● WHAT YOU SHOULD DO: Go through the data below line by line and report how many lines contain "gear", giving only that figure.

(Data records for software interfaces)
━━━━━━

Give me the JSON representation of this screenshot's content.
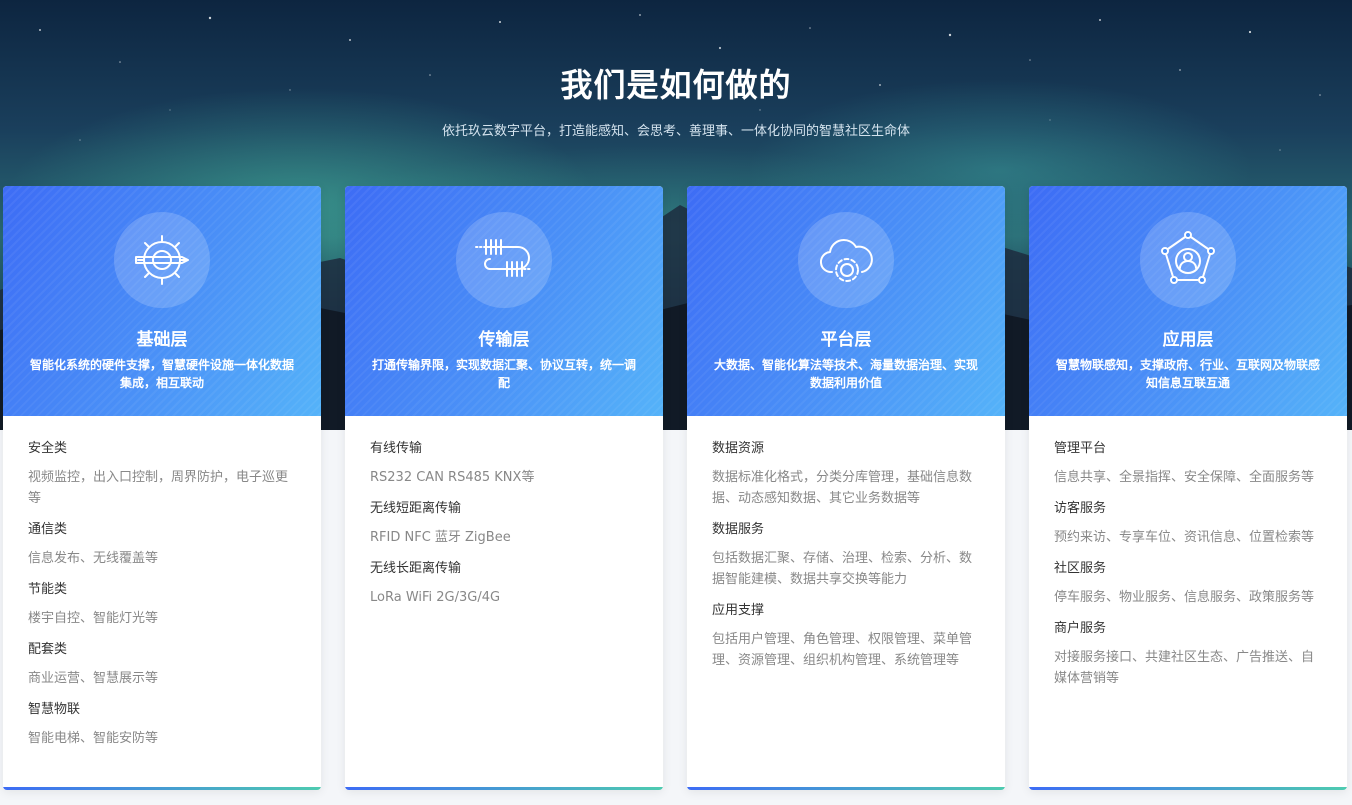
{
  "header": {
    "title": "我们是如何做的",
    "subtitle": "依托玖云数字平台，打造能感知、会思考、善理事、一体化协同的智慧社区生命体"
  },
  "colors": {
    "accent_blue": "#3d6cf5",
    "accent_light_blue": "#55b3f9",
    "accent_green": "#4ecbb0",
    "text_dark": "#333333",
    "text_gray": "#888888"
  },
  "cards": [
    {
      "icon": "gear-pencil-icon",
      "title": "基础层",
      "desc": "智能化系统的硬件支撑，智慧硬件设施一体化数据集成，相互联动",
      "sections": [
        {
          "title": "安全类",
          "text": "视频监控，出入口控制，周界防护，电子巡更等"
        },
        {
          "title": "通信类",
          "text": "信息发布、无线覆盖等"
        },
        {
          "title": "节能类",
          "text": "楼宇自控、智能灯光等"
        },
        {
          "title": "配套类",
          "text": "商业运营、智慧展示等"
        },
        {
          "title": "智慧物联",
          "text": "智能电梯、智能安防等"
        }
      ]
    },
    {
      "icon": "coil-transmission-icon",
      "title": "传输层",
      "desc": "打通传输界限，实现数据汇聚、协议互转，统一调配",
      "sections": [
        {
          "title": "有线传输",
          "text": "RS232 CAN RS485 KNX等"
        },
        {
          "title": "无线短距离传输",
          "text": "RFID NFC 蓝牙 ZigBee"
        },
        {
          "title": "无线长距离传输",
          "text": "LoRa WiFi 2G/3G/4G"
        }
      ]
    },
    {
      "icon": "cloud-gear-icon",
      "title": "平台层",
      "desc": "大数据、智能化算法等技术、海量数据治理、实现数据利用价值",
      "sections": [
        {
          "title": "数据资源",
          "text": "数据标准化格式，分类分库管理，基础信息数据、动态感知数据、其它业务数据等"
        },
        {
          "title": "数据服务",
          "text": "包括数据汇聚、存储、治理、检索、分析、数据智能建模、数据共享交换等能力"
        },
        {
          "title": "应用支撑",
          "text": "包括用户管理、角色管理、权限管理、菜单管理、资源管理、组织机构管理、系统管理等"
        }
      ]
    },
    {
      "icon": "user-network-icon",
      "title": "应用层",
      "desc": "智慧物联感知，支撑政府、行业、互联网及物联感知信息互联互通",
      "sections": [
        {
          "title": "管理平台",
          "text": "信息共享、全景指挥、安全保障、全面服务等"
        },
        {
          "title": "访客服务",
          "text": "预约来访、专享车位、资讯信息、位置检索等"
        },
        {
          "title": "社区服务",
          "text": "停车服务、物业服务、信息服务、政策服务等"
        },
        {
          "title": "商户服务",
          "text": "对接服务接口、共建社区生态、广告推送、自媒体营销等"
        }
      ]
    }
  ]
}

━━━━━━

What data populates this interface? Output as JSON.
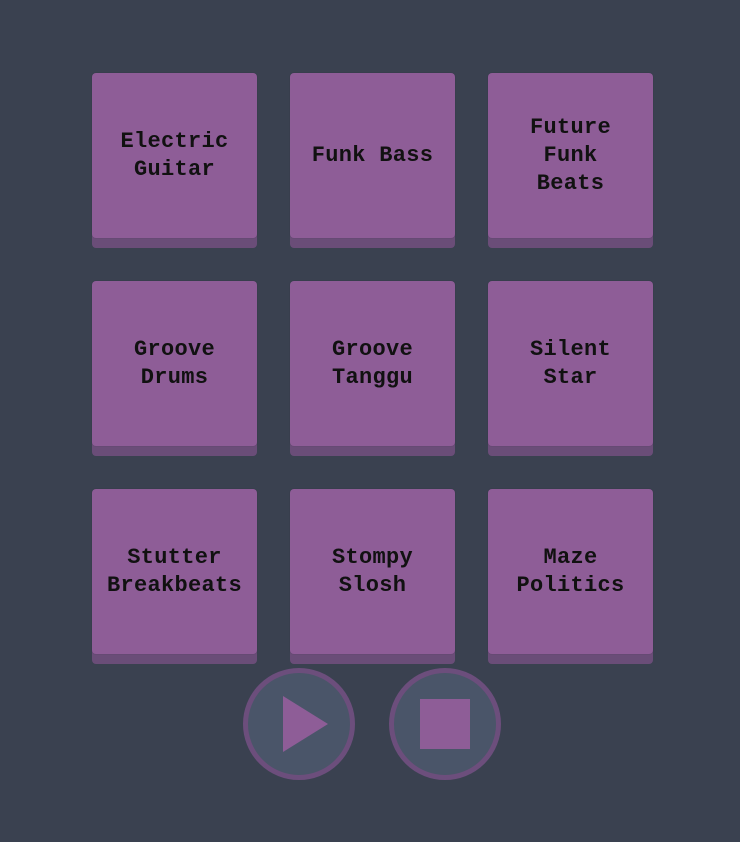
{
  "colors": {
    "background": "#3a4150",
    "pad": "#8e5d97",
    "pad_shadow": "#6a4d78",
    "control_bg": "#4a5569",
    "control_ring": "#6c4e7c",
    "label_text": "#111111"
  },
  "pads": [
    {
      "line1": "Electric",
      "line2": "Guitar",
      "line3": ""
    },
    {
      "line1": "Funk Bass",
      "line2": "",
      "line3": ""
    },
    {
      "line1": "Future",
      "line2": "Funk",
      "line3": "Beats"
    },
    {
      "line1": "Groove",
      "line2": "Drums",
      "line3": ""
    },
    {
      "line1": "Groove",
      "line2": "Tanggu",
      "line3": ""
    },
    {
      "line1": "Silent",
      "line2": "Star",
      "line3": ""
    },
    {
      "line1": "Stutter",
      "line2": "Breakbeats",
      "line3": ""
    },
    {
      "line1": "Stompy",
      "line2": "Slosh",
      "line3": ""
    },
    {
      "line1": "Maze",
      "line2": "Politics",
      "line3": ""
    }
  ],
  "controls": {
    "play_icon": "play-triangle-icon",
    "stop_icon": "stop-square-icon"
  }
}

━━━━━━

● OUTPUT FOR THIS TASK: 2